Folio: posted an interesting blog about online news aggregators today that was made more interesting by this aside near the end:
"I can think of at least one well-known media news aggregator who not only pulls publishers’ headlines and leads for his e-newsletters but posts full news stories, verbatim—and sells ads against them," wrote Jason Fell. "Sure, he links back to the original story, but who is going to click back to the publisher’s Web site when they can read the whole piece directly from the newsletter?"
Bob Sacks, alias BoSacks, agrees with me that he is almost certainly the target of Fell's ire. More than 11,000 people in media-related industries, especially the magazine industry, receive his e-mailed newsletter -- which is mostly media-related articles he forwards, often with commentary and sometimes with one of his famous BoRants.
"Yes. I do fit the M.O. described in the article," Sacks emailed me. "I have been at this a long time. I have tried to save every letter from publishers and writers begging me to pick up their stories -- and also the many thank-you letters for doing so."

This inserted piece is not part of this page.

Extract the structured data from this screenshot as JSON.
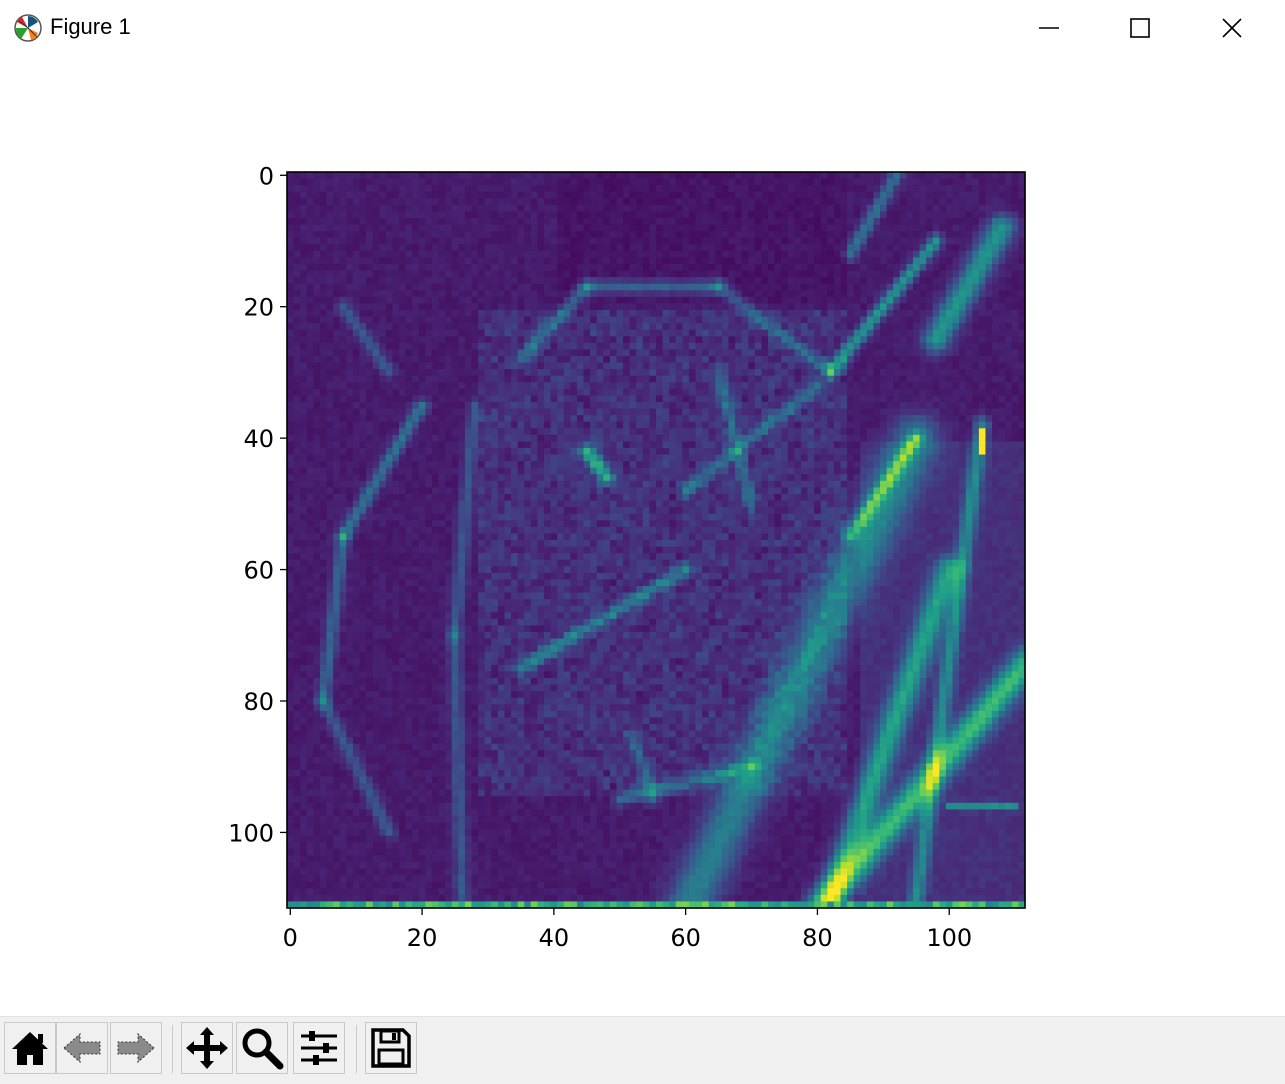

I would much rather have one of my articles mentioned by "blurb-and-a-link" than having aggregators publish the entire article. A blurb at Postalnews.com brings at least a thousand visitors, while having an entire article on a prominent Web site will lead to only a handful of links. (Links from emails are hard to track.)
But I have no quarrel with BoSacks because he provides proper attribution and links. He also tries not to pull often from any one source -- though he did send out three Folio: articles last week, including two by Fell. Besides, reformatting by Constant Contact software often makes BoSacks emails so hard to read that many people probably end up linking to the source Web site instead.
For an obscure, anonymous, part-time blogger like me, the exposure from BoSacks is worth more than the lost traffic from people seeing an article in one of his emails rather than on my site. (Besides, I'm not very good at "monetizing" the traffic here, which only averages about 1,000 people a day. You could help by clicking on one of the ads, you know.)
But as someone who has sent a few cease-and-desist emails to Web sites that used my content without permission or compensation, I'm sympathetic to Fell's annoyance when he concludes: "In an age when publishers are struggling mightily to make nickels from their online endeavors, shouldn’t this aggregator offer some sort of revenue sharing program?" Folio: may be so widely read by magazine people that having an article become a BoSacks email does little to bring new readers to the magazine or its Web site.
For the record, Folio: always plays fair with my blog, providing proper attribution and links when it cites my articles, which is not often enough. At times it seems to have gone out of its way not to mention one of my "scoops" when it picks up the same story, but Folio: always puts original research and thought into its article rather than just rewriting me.
Also, for the record, BoSacks does not know the true identity of D. Eadward Tree.
"I can't tell you have many people ask me who you are," he wrote me. "I always speak the truth, which helps my newsletter be what it is. So I tell them I have no idea. They don't believe me. I say, 'No, really, I have no idea.' They say, 'OK, so you won't tell me.'"
Bob, don't expect me to tell you, either -- unless you take Fell up on that revenue-sharing thing.